* Task item *
Where the string "血液内科医師" appears in a line of the material below, copy that line.

* Dataset content *
┄┄┄┄┄┄┄┄┄┄

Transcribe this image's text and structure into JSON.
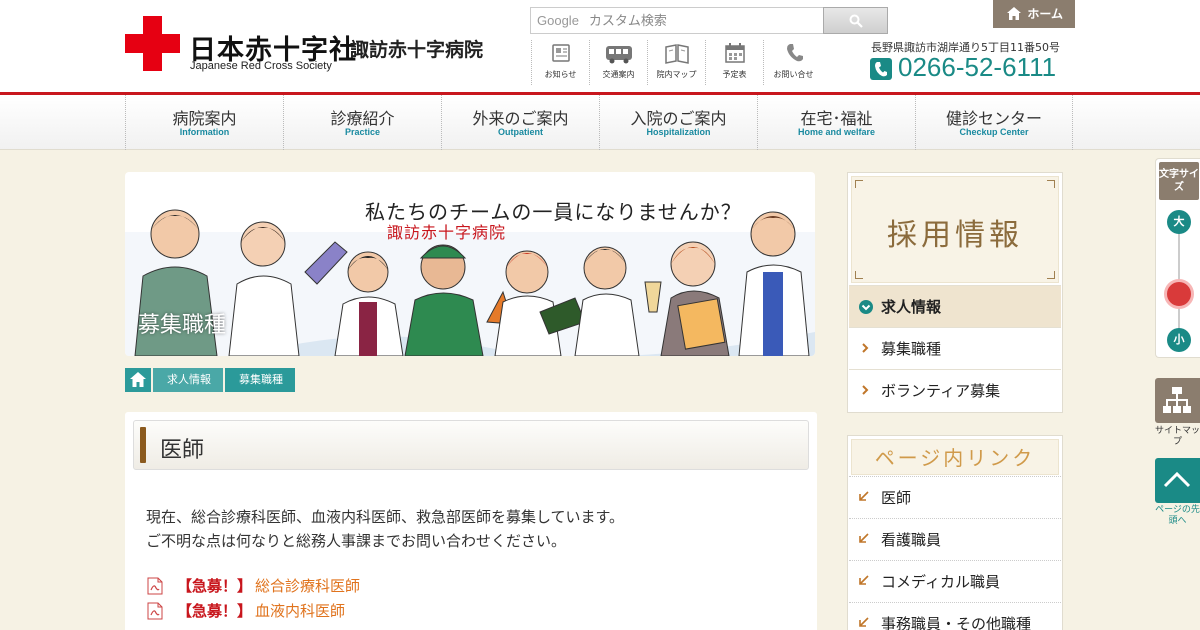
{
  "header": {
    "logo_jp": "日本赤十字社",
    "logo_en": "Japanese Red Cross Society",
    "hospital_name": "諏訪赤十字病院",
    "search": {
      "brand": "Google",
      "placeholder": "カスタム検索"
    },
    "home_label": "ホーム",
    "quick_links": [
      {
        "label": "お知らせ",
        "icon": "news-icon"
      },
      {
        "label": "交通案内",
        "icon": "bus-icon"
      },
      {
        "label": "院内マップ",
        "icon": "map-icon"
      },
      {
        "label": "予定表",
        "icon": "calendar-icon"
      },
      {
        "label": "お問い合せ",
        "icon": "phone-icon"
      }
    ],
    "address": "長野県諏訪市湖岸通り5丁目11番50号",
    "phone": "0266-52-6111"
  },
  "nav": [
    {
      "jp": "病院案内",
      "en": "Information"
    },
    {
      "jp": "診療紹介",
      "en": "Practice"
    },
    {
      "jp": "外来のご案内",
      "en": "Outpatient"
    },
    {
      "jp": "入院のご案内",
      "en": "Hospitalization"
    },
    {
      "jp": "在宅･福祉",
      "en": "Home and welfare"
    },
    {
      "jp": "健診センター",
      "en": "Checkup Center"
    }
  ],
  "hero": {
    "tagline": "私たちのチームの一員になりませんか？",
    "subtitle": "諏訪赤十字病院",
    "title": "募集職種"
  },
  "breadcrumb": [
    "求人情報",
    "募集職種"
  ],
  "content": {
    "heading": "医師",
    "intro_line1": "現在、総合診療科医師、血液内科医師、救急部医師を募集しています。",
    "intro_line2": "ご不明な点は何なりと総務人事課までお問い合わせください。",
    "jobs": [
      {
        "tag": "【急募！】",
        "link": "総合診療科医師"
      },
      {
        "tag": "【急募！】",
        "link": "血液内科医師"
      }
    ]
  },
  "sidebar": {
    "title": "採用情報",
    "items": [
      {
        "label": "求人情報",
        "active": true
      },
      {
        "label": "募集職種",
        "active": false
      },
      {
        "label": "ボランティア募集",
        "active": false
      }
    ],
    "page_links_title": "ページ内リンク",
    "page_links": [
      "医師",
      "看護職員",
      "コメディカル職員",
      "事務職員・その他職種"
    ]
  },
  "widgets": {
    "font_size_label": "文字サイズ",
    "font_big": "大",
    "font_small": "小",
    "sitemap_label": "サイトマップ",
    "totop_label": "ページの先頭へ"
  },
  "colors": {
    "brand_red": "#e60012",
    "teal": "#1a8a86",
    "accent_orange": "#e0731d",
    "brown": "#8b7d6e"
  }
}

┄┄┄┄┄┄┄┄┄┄

* Result of this task *
    "intro_line1": "現在、総合診療科医師、血液内科医師、救急部医師を募集しています。",
        "link": "血液内科医師"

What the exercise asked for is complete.